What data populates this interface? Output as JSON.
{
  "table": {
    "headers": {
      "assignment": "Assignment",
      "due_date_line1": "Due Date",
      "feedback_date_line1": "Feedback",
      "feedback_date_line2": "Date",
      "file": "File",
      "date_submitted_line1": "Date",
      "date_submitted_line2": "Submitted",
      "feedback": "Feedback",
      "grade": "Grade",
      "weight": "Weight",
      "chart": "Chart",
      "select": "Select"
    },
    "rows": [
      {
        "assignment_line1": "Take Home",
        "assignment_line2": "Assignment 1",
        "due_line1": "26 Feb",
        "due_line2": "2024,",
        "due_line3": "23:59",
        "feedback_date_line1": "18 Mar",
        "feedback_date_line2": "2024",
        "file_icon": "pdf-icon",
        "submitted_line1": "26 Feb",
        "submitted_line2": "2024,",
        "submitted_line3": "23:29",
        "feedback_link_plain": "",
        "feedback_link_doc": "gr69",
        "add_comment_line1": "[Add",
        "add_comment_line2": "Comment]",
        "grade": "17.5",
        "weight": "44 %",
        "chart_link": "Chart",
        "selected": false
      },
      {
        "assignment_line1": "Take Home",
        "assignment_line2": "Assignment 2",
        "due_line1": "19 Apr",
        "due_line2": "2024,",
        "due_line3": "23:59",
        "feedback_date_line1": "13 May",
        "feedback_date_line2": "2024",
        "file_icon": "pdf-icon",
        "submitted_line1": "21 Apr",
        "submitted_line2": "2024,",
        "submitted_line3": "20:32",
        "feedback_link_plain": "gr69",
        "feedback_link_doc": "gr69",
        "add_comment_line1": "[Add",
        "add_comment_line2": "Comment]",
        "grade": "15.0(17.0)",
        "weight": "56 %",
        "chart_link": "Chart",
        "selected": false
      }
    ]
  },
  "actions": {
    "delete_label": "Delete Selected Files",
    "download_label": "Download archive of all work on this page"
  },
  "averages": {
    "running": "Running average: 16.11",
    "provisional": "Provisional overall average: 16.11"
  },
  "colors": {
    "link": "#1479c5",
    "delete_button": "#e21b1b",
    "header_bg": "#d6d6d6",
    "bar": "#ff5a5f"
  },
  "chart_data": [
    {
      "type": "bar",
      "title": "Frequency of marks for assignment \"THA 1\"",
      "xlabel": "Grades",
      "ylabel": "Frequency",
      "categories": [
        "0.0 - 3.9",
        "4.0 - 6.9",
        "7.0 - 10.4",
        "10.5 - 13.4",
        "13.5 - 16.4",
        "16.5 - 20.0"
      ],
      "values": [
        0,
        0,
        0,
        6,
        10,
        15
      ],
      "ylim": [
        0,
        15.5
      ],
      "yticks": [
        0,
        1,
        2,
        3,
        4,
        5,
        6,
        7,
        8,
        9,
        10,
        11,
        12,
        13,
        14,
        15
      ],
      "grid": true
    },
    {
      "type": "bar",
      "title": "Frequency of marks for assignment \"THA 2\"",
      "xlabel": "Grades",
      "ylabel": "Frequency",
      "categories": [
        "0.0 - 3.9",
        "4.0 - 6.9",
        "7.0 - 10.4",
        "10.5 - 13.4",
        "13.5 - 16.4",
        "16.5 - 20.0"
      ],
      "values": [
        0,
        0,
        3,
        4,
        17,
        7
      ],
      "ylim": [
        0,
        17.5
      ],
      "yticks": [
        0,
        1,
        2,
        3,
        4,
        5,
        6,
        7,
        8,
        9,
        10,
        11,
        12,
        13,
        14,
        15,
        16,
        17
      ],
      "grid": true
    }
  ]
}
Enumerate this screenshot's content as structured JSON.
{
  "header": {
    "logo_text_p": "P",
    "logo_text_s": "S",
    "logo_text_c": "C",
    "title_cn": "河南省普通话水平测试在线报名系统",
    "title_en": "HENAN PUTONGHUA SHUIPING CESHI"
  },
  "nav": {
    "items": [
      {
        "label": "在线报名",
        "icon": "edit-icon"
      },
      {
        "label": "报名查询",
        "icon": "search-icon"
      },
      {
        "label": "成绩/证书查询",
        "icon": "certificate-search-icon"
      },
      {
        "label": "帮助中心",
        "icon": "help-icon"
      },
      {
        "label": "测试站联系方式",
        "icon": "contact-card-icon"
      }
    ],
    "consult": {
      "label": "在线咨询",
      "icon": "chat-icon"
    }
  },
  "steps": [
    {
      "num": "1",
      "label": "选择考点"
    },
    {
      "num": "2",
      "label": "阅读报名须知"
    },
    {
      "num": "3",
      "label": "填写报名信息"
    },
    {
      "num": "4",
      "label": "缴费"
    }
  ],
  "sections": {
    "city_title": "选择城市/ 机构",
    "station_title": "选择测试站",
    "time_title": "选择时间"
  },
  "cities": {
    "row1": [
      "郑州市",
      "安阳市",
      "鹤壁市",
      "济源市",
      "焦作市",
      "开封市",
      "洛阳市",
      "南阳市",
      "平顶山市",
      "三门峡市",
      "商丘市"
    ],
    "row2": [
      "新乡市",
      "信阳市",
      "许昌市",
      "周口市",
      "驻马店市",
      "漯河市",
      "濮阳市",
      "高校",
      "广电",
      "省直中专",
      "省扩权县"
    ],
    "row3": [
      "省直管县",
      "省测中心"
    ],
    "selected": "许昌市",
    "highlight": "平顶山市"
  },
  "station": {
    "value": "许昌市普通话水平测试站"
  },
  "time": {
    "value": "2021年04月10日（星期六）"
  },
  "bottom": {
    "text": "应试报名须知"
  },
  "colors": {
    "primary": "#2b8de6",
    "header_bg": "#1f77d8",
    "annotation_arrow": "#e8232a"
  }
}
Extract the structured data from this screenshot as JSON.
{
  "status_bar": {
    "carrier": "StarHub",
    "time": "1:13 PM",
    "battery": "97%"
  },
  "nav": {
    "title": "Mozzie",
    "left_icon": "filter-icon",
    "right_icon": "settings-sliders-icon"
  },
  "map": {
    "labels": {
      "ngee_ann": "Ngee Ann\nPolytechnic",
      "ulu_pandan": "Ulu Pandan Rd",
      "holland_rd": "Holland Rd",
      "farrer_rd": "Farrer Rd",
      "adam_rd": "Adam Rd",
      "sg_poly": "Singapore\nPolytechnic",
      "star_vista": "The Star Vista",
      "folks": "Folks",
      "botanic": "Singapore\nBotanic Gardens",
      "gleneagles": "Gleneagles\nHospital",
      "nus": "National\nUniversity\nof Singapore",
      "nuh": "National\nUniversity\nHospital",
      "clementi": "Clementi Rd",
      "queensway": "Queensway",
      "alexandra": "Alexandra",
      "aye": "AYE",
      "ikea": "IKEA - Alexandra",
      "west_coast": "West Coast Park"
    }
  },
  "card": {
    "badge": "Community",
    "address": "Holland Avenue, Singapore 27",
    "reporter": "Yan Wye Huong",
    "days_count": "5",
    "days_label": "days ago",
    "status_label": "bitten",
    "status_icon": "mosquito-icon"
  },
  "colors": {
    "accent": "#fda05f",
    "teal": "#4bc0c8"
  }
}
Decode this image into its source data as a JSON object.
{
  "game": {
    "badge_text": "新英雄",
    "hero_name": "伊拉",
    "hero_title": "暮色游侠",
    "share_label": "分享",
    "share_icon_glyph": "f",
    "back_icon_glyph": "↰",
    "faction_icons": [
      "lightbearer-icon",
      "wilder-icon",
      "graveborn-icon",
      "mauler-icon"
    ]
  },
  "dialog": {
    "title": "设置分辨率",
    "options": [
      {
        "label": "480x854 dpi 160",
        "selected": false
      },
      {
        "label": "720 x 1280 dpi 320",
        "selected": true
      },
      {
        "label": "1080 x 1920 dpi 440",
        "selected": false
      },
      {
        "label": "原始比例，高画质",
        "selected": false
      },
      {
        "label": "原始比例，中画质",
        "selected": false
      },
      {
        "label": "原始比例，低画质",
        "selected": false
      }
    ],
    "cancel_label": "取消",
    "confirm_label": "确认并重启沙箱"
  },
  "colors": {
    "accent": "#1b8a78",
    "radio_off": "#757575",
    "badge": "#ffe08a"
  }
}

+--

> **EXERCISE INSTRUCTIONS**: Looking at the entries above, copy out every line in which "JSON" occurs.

> **COMPLETED TASK**:
What data populates this interface? Output as JSON.
Enumerate this screenshot's content as structured JSON.
Extract the structured data from this screenshot as JSON.
Decode this image into its source data as a JSON object.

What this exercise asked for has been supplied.